Data about app and page elements

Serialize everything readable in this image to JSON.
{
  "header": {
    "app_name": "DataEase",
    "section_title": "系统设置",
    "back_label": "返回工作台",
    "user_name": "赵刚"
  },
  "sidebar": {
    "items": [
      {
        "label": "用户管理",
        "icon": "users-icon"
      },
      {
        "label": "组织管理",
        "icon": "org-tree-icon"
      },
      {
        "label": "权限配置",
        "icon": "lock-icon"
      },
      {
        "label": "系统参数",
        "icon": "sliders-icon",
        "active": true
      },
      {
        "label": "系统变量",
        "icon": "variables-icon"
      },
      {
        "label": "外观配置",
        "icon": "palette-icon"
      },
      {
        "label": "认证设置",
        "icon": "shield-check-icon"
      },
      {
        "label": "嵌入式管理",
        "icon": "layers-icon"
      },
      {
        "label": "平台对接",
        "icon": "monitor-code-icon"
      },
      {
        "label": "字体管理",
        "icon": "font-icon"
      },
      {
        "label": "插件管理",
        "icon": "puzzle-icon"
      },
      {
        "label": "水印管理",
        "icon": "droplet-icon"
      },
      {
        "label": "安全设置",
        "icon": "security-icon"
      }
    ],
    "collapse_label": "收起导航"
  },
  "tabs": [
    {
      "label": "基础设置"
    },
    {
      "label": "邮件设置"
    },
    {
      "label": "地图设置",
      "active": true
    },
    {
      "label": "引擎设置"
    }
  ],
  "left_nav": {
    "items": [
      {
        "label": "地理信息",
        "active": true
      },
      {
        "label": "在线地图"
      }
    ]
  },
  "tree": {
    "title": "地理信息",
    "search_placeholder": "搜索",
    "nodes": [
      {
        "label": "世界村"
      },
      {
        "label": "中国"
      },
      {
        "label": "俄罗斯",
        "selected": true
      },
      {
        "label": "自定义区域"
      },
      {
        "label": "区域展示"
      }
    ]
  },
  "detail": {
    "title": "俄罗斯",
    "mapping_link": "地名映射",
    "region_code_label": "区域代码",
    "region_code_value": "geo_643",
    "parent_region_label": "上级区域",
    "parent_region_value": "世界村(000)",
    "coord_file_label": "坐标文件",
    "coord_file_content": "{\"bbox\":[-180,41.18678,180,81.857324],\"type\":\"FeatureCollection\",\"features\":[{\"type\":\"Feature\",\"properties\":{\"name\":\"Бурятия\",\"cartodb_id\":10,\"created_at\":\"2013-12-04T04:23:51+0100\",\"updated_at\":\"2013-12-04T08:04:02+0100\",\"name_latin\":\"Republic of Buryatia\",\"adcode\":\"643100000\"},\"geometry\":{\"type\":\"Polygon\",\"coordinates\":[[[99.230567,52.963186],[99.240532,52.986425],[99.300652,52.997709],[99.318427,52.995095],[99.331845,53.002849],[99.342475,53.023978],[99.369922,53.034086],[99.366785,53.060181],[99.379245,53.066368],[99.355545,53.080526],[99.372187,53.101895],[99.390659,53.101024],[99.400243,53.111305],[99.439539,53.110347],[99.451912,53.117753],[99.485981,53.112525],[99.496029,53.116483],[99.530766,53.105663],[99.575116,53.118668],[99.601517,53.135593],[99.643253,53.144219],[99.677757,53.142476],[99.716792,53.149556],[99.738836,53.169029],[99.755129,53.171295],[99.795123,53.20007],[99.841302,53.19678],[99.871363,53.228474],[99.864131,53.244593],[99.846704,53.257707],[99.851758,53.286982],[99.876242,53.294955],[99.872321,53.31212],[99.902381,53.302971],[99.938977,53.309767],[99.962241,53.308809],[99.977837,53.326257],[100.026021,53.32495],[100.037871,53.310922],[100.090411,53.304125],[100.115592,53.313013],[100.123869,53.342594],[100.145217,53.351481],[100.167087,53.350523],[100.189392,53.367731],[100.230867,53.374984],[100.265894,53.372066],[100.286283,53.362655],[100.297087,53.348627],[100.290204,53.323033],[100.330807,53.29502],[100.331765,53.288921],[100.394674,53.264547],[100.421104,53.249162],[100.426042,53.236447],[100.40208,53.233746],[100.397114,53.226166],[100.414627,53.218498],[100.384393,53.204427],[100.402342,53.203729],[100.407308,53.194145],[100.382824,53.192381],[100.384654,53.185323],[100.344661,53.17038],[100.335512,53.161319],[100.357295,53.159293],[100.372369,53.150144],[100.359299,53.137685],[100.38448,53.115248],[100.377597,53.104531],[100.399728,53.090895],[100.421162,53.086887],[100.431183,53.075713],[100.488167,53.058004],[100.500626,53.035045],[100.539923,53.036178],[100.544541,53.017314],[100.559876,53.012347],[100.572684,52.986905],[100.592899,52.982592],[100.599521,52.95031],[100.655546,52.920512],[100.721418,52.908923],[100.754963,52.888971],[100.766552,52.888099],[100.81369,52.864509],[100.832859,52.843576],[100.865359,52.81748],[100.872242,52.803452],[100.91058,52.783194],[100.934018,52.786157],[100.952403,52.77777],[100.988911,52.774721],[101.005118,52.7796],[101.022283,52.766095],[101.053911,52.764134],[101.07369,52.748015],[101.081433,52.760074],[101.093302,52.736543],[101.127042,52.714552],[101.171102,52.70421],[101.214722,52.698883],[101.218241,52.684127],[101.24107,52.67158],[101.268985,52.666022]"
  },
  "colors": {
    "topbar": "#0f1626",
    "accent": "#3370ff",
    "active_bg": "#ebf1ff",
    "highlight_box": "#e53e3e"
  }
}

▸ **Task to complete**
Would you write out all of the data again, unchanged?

▸ **Written solution**
Serialize everything readable in this image to JSON.
{
  "header": {
    "app_name": "DataEase",
    "section_title": "系统设置",
    "back_label": "返回工作台",
    "user_name": "赵刚"
  },
  "sidebar": {
    "items": [
      {
        "label": "用户管理",
        "icon": "users-icon"
      },
      {
        "label": "组织管理",
        "icon": "org-tree-icon"
      },
      {
        "label": "权限配置",
        "icon": "lock-icon"
      },
      {
        "label": "系统参数",
        "icon": "sliders-icon",
        "active": true
      },
      {
        "label": "系统变量",
        "icon": "variables-icon"
      },
      {
        "label": "外观配置",
        "icon": "palette-icon"
      },
      {
        "label": "认证设置",
        "icon": "shield-check-icon"
      },
      {
        "label": "嵌入式管理",
        "icon": "layers-icon"
      },
      {
        "label": "平台对接",
        "icon": "monitor-code-icon"
      },
      {
        "label": "字体管理",
        "icon": "font-icon"
      },
      {
        "label": "插件管理",
        "icon": "puzzle-icon"
      },
      {
        "label": "水印管理",
        "icon": "droplet-icon"
      },
      {
        "label": "安全设置",
        "icon": "security-icon"
      }
    ],
    "collapse_label": "收起导航"
  },
  "tabs": [
    {
      "label": "基础设置"
    },
    {
      "label": "邮件设置"
    },
    {
      "label": "地图设置",
      "active": true
    },
    {
      "label": "引擎设置"
    }
  ],
  "left_nav": {
    "items": [
      {
        "label": "地理信息",
        "active": true
      },
      {
        "label": "在线地图"
      }
    ]
  },
  "tree": {
    "title": "地理信息",
    "search_placeholder": "搜索",
    "nodes": [
      {
        "label": "世界村"
      },
      {
        "label": "中国"
      },
      {
        "label": "俄罗斯",
        "selected": true
      },
      {
        "label": "自定义区域"
      },
      {
        "label": "区域展示"
      }
    ]
  },
  "detail": {
    "title": "俄罗斯",
    "mapping_link": "地名映射",
    "region_code_label": "区域代码",
    "region_code_value": "geo_643",
    "parent_region_label": "上级区域",
    "parent_region_value": "世界村(000)",
    "coord_file_label": "坐标文件",
    "coord_file_content": "{\"bbox\":[-180,41.18678,180,81.857324],\"type\":\"FeatureCollection\",\"features\":[{\"type\":\"Feature\",\"properties\":{\"name\":\"Бурятия\",\"cartodb_id\":10,\"created_at\":\"2013-12-04T04:23:51+0100\",\"updated_at\":\"2013-12-04T08:04:02+0100\",\"name_latin\":\"Republic of Buryatia\",\"adcode\":\"643100000\"},\"geometry\":{\"type\":\"Polygon\",\"coordinates\":[[[99.230567,52.963186],[99.240532,52.986425],[99.300652,52.997709],[99.318427,52.995095],[99.331845,53.002849],[99.342475,53.023978],[99.369922,53.034086],[99.366785,53.060181],[99.379245,53.066368],[99.355545,53.080526],[99.372187,53.101895],[99.390659,53.101024],[99.400243,53.111305],[99.439539,53.110347],[99.451912,53.117753],[99.485981,53.112525],[99.496029,53.116483],[99.530766,53.105663],[99.575116,53.118668],[99.601517,53.135593],[99.643253,53.144219],[99.677757,53.142476],[99.716792,53.149556],[99.738836,53.169029],[99.755129,53.171295],[99.795123,53.20007],[99.841302,53.19678],[99.871363,53.228474],[99.864131,53.244593],[99.846704,53.257707],[99.851758,53.286982],[99.876242,53.294955],[99.872321,53.31212],[99.902381,53.302971],[99.938977,53.309767],[99.962241,53.308809],[99.977837,53.326257],[100.026021,53.32495],[100.037871,53.310922],[100.090411,53.304125],[100.115592,53.313013],[100.123869,53.342594],[100.145217,53.351481],[100.167087,53.350523],[100.189392,53.367731],[100.230867,53.374984],[100.265894,53.372066],[100.286283,53.362655],[100.297087,53.348627],[100.290204,53.323033],[100.330807,53.29502],[100.331765,53.288921],[100.394674,53.264547],[100.421104,53.249162],[100.426042,53.236447],[100.40208,53.233746],[100.397114,53.226166],[100.414627,53.218498],[100.384393,53.204427],[100.402342,53.203729],[100.407308,53.194145],[100.382824,53.192381],[100.384654,53.185323],[100.344661,53.17038],[100.335512,53.161319],[100.357295,53.159293],[100.372369,53.150144],[100.359299,53.137685],[100.38448,53.115248],[100.377597,53.104531],[100.399728,53.090895],[100.421162,53.086887],[100.431183,53.075713],[100.488167,53.058004],[100.500626,53.035045],[100.539923,53.036178],[100.544541,53.017314],[100.559876,53.012347],[100.572684,52.986905],[100.592899,52.982592],[100.599521,52.95031],[100.655546,52.920512],[100.721418,52.908923],[100.754963,52.888971],[100.766552,52.888099],[100.81369,52.864509],[100.832859,52.843576],[100.865359,52.81748],[100.872242,52.803452],[100.91058,52.783194],[100.934018,52.786157],[100.952403,52.77777],[100.988911,52.774721],[101.005118,52.7796],[101.022283,52.766095],[101.053911,52.764134],[101.07369,52.748015],[101.081433,52.760074],[101.093302,52.736543],[101.127042,52.714552],[101.171102,52.70421],[101.214722,52.698883],[101.218241,52.684127],[101.24107,52.67158],[101.268985,52.666022]"
  },
  "colors": {
    "topbar": "#0f1626",
    "accent": "#3370ff",
    "active_bg": "#ebf1ff",
    "highlight_box": "#e53e3e"
  }
}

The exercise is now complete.